This summer, we attended a return of mass tourism which, in certain cases, is statistically closer to the pre-Cavid period, in others, it clearly exceeds it. This reactivates and aggravates the processes of exclusion from the local population and exploitation/precarious work for a population already very affected by the economic crisis caused by the pandemic.

In parallel, the traffic of cruise ships intensifies and the major infrastructure extension projects are resumed. This recovery is accompanied by rhetoric based on greenwashing as if the systemic crisis that we live was not a serious threat to the planet, but just a fleeting fashion. Both the public administration and the private sector use terms such as “sustainable development”, “ecological transition” or “green technologies” in a superficial and meaningful manner, and refuse to accept the fact, however, that the only durability is the decrease in tourism activity and the diversification of the economy towards production models consistent with social, cultural and environmental needs in territories and cities colonized by tourism. The undeniable climate crisis is on the agenda of all political agendas, but appears disconnected from the rest of the political measures mentioned, which follow an extractivist model, in a global framework now aggravated by wars and an imminent and unprecedented energy crisis .

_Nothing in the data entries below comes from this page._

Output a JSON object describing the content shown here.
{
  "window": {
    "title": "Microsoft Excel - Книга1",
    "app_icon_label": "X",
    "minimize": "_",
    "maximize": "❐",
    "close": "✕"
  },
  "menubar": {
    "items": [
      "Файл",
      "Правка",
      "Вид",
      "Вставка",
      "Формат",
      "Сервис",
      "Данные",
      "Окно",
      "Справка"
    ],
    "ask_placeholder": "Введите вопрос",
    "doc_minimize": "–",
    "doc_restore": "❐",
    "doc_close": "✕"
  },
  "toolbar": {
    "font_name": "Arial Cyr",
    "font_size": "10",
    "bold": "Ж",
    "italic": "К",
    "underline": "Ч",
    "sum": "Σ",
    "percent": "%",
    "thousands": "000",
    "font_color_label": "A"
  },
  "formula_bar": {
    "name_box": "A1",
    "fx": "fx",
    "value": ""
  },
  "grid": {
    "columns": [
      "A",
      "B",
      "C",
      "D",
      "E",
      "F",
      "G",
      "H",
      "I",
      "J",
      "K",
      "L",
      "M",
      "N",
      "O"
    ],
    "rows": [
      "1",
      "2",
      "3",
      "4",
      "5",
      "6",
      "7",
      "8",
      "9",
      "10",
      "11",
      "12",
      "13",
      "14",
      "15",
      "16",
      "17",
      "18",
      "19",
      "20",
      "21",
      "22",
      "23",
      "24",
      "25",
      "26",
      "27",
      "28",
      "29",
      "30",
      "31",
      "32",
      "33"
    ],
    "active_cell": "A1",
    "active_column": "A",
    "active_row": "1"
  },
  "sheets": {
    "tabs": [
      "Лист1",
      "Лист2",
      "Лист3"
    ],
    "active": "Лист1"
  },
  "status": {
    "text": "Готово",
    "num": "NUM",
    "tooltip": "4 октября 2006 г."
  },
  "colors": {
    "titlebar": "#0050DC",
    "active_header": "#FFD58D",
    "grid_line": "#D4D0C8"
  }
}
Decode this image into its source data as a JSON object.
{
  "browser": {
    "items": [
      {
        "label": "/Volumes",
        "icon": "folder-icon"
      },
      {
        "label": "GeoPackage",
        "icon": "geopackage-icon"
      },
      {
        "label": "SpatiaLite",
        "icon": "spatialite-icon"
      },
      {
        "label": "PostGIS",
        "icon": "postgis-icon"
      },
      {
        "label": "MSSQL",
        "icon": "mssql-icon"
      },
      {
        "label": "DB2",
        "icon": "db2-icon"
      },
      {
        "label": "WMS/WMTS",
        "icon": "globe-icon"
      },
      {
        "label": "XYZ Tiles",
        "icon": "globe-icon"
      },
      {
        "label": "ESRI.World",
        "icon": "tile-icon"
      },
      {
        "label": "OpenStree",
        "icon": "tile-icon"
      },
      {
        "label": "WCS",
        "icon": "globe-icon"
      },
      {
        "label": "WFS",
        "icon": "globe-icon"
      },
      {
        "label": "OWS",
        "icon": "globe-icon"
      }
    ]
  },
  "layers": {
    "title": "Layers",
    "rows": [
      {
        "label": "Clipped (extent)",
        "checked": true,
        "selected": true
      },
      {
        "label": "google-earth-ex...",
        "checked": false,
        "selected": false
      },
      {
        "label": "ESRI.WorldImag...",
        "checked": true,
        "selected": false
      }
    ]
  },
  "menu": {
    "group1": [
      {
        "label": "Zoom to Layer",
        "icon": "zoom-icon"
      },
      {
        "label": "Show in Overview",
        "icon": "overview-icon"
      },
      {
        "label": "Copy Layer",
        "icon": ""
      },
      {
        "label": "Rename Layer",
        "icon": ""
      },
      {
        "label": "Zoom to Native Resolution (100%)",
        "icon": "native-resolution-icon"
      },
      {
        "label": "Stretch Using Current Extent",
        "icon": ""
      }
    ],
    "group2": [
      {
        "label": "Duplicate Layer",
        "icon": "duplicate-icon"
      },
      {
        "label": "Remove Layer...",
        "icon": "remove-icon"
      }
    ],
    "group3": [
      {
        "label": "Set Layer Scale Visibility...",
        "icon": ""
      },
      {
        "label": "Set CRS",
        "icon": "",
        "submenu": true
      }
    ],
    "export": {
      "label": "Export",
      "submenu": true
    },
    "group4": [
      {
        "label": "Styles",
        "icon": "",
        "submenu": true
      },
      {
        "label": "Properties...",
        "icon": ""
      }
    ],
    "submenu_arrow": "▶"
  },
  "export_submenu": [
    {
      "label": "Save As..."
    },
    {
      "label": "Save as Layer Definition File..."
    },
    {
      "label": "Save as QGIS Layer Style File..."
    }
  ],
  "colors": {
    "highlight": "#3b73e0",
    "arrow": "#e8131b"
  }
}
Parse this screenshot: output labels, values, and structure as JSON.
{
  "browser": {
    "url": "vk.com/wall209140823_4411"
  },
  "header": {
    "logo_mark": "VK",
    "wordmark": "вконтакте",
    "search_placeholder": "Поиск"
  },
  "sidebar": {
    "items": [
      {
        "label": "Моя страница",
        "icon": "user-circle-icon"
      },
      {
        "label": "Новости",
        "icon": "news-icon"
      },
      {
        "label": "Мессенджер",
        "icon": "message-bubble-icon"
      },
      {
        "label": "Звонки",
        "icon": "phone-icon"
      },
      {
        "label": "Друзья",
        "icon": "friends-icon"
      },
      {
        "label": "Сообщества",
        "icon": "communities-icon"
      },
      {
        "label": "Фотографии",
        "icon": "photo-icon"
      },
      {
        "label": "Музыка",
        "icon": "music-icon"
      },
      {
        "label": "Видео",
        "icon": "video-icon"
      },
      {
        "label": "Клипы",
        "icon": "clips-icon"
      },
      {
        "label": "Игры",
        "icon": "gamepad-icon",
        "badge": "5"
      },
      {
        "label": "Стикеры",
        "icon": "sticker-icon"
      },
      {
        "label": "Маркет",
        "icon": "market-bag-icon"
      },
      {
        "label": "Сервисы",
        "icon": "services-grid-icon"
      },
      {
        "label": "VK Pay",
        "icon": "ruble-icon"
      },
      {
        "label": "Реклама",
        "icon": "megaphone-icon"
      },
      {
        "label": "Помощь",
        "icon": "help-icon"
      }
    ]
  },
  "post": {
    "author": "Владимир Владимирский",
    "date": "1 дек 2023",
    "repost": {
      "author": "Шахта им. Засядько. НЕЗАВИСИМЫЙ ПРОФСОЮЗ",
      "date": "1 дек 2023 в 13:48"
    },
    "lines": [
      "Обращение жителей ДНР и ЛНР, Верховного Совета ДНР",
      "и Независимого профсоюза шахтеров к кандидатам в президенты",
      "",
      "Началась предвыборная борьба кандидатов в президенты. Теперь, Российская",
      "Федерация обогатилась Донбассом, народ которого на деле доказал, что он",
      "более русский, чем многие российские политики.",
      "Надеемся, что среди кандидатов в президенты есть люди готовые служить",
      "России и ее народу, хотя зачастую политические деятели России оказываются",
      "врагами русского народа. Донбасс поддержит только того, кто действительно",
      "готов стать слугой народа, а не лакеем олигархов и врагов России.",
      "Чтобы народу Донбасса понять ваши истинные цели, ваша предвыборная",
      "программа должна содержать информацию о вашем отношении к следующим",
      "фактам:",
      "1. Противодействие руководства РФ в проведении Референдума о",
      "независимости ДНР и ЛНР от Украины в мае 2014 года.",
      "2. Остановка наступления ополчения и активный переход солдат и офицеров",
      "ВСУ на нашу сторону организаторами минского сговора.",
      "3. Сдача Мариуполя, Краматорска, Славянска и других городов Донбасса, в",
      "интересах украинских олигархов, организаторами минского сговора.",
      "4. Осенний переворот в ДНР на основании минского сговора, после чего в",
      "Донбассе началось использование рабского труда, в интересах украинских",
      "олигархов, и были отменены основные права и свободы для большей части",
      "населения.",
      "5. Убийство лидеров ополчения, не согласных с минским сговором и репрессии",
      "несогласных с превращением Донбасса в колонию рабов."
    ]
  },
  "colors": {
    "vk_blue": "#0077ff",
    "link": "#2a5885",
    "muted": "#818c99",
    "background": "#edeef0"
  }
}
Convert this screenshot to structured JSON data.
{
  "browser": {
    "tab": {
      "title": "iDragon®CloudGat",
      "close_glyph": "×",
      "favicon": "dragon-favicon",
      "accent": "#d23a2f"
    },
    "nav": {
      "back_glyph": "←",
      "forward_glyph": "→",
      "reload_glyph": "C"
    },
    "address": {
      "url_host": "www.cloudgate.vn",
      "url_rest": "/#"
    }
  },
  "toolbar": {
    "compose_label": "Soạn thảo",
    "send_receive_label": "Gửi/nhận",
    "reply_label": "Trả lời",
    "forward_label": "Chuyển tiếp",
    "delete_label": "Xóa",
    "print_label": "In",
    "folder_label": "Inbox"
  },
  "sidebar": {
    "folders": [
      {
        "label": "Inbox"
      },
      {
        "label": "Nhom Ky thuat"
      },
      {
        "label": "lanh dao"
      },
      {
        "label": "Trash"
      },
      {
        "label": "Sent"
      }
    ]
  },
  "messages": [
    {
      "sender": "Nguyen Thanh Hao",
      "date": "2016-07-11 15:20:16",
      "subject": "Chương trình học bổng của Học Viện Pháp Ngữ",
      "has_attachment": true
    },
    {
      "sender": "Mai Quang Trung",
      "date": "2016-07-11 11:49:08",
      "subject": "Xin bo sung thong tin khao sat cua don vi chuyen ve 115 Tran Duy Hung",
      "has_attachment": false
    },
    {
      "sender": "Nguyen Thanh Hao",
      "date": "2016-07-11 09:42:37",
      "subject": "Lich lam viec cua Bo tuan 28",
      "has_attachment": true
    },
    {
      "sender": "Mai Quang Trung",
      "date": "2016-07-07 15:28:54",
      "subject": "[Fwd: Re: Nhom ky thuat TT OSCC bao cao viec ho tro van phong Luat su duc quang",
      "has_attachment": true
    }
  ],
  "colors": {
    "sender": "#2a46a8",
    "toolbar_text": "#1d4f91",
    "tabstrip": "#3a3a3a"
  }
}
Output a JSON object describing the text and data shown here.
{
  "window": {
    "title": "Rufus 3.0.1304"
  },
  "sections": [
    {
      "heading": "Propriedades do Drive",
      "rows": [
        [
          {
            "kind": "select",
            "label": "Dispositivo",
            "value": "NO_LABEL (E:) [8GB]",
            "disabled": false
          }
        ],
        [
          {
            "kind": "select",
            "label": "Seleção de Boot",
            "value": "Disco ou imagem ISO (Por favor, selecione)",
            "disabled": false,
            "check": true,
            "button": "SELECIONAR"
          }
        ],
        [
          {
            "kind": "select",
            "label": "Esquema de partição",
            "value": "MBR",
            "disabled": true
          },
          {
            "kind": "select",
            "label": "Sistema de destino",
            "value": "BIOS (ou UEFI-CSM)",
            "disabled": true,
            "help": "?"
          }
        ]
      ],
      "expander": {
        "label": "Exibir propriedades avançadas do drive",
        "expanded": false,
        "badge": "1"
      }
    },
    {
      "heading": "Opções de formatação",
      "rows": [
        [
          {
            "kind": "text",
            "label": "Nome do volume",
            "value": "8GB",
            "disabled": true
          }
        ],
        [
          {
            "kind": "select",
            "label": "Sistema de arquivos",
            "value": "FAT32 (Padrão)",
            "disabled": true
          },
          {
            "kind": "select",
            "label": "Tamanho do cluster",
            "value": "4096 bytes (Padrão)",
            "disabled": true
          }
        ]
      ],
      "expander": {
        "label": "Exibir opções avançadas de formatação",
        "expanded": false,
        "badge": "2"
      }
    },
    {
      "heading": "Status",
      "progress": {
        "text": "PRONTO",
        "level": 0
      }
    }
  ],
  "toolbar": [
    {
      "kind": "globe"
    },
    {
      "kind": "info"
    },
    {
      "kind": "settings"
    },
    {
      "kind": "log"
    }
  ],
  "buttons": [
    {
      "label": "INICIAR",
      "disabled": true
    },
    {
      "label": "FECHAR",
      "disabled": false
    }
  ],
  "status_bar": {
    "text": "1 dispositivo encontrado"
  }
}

For all these reasons, the SET network has once again chosen the symbolic date of World Tourism Day to call to demonstrate. This day is indeed used by lobbies and public administrations to celebrate new records and give a new positive image to a harmful industry.

Thus, Tuesday, September 27, various actions of protest and denunciation of this situation will take place in different parts of southern Europe under the slogan “World Tourism Day = World Collapse Tourism Day”, in order to denounce:

  • The global effects of the intensification of tourism at the environmental and social level, common to all these territories and cities,
  • The investment of public money in the promotion and rescue of a lucrative private activity which generates and aggravates social inequalities,
  • The climate impact of this activity based on the excessive consumption of goods and services,
  • The spiral of dependence on the tourism sector which generates an excessive vulnerability of local economies,
  • The gradual loss of our neighborhoods and relational spaces, more and more merchandized,
  • The growing precariousness of workers in the sector, especially in seasonal jobs
  • Damage generated by the support of this activity in the current context of global crisis and shortage of energy resources,
  • Total disconnection between climate emergency declarations and daily policies, despite the call to sobriety of several European countries.

Faced with all this, cities and territories, as well as the social entities that make up these spaces, come together again to ask:

  • A concrete commitment to limit the number and size of the spaces dedicated to tourism, and to reduce the flow of passengers in ports and airports,
  • The final judgment of any expansion of port and airport infrastructure,
  • A real commitment to rethink tourism in light of climate change, which involves less trips and the relocation of more diverse local production,
  • active policies against gentrification, commodification of spaces and the expulsion of residents,
  • The commitment to find an economic balance in the territories currently dependent on tourism activity, and to support conversion to other sectors of people who work in a precarious manner in tourism.

[1] SET : South Europe Facing Touristification